WORK REQUEST:
The answer should consist of each line from the data below that includes "this".
-------- SOURCE DATA --------
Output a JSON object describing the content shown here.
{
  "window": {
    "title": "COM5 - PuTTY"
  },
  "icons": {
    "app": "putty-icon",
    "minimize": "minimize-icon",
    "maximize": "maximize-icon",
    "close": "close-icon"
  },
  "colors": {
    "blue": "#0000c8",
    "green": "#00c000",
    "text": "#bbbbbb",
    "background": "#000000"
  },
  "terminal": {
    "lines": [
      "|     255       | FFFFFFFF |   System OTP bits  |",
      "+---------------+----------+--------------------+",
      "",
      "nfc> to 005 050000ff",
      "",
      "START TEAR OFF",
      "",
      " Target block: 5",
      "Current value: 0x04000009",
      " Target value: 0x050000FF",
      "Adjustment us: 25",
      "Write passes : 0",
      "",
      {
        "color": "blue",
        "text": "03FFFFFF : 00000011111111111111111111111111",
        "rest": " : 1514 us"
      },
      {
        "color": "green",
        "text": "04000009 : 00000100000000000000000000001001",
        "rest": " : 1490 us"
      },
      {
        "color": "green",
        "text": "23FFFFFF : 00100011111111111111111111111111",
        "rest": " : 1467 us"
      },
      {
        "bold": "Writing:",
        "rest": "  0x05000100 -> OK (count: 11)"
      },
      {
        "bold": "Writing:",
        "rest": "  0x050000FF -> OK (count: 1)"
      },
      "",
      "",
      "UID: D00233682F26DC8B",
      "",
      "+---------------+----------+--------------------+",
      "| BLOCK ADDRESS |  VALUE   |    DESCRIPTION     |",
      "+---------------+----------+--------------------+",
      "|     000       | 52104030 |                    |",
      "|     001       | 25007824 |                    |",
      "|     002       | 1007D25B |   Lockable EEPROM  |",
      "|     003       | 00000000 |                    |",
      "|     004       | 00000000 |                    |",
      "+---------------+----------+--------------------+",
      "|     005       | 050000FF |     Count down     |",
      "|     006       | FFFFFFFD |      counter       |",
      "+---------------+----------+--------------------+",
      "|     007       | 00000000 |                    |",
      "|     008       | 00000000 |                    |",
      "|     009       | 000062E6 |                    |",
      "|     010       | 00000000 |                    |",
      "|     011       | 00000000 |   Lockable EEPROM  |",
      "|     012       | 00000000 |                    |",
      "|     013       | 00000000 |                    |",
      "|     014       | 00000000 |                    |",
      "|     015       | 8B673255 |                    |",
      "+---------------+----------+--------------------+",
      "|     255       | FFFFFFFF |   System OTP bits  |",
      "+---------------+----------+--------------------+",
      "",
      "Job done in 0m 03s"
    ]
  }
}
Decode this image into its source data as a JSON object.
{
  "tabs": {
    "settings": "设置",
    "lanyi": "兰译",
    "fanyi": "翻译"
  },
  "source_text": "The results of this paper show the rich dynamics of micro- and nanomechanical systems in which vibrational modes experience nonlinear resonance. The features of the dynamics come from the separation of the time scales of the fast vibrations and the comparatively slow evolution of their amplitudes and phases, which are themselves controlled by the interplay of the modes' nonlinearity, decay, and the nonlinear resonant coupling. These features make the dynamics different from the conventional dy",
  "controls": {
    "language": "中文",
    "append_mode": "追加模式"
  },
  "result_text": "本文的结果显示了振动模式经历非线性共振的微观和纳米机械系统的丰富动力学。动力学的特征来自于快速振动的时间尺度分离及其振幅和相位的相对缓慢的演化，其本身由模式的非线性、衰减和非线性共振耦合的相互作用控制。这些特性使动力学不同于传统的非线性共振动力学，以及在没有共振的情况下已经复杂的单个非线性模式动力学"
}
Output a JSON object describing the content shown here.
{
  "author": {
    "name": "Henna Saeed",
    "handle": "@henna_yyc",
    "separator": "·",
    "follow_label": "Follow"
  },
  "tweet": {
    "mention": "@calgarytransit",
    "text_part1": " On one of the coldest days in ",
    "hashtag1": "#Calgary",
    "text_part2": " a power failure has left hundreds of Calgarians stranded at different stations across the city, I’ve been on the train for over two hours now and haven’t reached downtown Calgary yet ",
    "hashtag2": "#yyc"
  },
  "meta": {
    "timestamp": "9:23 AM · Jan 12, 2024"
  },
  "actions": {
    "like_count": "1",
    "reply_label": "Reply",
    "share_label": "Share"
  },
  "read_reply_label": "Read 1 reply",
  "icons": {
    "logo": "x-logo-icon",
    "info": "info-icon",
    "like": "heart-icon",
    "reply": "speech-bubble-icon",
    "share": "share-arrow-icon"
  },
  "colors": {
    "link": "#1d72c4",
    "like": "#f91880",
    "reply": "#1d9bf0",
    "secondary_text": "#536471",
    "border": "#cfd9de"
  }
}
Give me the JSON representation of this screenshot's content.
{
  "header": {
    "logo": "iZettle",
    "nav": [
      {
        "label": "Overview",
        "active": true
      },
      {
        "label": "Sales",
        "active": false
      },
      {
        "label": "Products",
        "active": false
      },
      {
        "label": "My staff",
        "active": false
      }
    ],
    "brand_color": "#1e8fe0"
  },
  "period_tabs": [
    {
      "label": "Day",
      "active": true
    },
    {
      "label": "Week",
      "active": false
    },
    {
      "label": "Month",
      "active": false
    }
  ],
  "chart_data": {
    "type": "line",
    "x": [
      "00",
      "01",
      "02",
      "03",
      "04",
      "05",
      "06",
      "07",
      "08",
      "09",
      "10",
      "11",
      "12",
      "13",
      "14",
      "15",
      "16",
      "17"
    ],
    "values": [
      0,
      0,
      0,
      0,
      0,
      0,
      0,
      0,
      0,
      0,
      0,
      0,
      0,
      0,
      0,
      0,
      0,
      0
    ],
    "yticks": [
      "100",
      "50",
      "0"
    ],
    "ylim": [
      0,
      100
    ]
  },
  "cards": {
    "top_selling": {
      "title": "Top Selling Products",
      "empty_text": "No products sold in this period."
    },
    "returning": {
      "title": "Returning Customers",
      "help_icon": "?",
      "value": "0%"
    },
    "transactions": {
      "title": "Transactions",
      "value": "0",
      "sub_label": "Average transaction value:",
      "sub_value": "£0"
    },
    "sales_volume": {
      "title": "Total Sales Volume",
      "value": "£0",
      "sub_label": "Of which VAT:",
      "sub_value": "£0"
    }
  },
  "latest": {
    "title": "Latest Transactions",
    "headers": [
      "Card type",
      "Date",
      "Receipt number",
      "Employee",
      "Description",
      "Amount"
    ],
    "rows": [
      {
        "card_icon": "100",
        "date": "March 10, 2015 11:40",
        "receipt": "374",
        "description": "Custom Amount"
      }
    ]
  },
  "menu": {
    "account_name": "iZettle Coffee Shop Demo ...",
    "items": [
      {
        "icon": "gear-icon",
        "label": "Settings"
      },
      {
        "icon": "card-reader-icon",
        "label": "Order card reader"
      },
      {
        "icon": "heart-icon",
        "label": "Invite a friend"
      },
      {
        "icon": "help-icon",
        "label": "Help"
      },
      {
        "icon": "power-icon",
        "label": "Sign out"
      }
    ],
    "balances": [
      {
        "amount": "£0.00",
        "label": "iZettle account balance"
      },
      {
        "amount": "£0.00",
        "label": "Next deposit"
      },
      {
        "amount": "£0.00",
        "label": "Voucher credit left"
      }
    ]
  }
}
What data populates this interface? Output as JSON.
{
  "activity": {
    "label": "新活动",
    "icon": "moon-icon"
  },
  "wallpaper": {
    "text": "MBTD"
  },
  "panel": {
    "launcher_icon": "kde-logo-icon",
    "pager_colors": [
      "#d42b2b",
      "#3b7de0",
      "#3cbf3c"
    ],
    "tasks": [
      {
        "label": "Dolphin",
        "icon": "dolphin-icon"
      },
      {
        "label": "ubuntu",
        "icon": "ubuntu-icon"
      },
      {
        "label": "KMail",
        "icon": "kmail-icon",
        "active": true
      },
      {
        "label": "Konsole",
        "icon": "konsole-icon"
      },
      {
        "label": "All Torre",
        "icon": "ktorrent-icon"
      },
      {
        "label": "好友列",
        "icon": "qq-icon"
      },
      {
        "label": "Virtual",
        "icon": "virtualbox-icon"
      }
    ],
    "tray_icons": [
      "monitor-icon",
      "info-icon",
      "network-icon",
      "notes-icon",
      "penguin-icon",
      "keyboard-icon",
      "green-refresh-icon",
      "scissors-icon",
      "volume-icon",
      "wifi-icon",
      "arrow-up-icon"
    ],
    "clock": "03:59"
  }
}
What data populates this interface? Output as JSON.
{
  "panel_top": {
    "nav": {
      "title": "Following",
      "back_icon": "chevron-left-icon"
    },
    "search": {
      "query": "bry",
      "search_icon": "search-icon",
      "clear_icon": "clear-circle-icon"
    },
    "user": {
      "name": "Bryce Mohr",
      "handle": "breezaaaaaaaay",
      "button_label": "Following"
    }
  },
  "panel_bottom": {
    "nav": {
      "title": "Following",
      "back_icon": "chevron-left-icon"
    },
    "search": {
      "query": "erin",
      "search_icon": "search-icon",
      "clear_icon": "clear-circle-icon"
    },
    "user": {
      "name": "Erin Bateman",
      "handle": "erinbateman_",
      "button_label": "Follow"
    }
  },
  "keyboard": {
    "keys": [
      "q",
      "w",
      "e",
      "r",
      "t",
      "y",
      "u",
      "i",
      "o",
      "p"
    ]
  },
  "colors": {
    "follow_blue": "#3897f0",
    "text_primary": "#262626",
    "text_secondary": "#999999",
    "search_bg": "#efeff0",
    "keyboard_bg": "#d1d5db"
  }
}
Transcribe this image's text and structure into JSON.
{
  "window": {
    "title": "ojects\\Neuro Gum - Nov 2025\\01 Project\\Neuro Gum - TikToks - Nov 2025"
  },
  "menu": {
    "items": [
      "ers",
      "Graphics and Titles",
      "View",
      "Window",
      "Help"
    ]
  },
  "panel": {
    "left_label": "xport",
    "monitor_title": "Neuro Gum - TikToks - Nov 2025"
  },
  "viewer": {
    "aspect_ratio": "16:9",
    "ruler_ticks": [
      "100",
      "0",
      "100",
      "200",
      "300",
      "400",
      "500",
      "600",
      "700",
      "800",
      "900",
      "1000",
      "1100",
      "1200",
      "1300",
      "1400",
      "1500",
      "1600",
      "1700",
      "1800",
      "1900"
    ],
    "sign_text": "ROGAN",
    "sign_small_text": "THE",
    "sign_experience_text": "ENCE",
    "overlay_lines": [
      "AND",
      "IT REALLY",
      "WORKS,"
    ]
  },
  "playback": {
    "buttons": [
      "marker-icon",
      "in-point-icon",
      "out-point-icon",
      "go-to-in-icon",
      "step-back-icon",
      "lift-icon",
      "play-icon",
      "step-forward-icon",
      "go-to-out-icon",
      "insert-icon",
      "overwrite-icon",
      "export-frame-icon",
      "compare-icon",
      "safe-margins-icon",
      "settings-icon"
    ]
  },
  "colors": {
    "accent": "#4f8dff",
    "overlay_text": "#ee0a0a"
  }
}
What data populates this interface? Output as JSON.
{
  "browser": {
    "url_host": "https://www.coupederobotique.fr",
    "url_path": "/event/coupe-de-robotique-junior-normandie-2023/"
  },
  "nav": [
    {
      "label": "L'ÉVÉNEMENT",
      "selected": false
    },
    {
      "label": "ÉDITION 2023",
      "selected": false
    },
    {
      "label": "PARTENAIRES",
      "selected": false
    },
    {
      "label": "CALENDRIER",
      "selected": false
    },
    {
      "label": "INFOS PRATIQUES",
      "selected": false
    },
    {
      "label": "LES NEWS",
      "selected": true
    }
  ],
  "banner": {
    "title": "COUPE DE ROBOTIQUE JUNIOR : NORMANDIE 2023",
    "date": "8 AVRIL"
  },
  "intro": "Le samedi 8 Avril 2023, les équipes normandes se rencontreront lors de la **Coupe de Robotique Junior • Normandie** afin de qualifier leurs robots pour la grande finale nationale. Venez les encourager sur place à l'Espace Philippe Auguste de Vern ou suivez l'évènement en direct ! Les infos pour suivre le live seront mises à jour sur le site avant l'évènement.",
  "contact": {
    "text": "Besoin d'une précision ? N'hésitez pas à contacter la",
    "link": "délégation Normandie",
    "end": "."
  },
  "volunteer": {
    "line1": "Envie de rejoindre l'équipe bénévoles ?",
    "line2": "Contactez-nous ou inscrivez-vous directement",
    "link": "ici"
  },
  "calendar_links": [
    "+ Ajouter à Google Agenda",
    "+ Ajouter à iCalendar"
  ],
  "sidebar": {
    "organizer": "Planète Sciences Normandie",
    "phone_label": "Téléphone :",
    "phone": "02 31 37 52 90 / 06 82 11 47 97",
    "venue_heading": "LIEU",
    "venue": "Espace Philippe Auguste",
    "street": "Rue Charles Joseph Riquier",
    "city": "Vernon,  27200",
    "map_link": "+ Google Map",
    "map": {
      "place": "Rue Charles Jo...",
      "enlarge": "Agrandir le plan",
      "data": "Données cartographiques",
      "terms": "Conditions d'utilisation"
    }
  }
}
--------
COMPLETED TASK:
Decode this image into its source data as a JSON object.
  "source_text": "The results of this paper show the rich dynamics of micro- and nanomechanical systems in which vibrational modes experience nonlinear resonance. The features of the dynamics come from the separation of the time scales of the fast vibrations and the comparatively slow evolution of their amplitudes and phases, which are themselves controlled by the interplay of the modes' nonlinearity, decay, and the nonlinear resonant coupling. These features make the dynamics different from the conventional dy",
Give me the JSON representation of this screenshot's content.
      "empty_text": "No products sold in this period."
What data populates this interface? Output as JSON.
What data populates this interface? Output as JSON.
Transcribe this image's text and structure into JSON.
What data populates this interface? Output as JSON.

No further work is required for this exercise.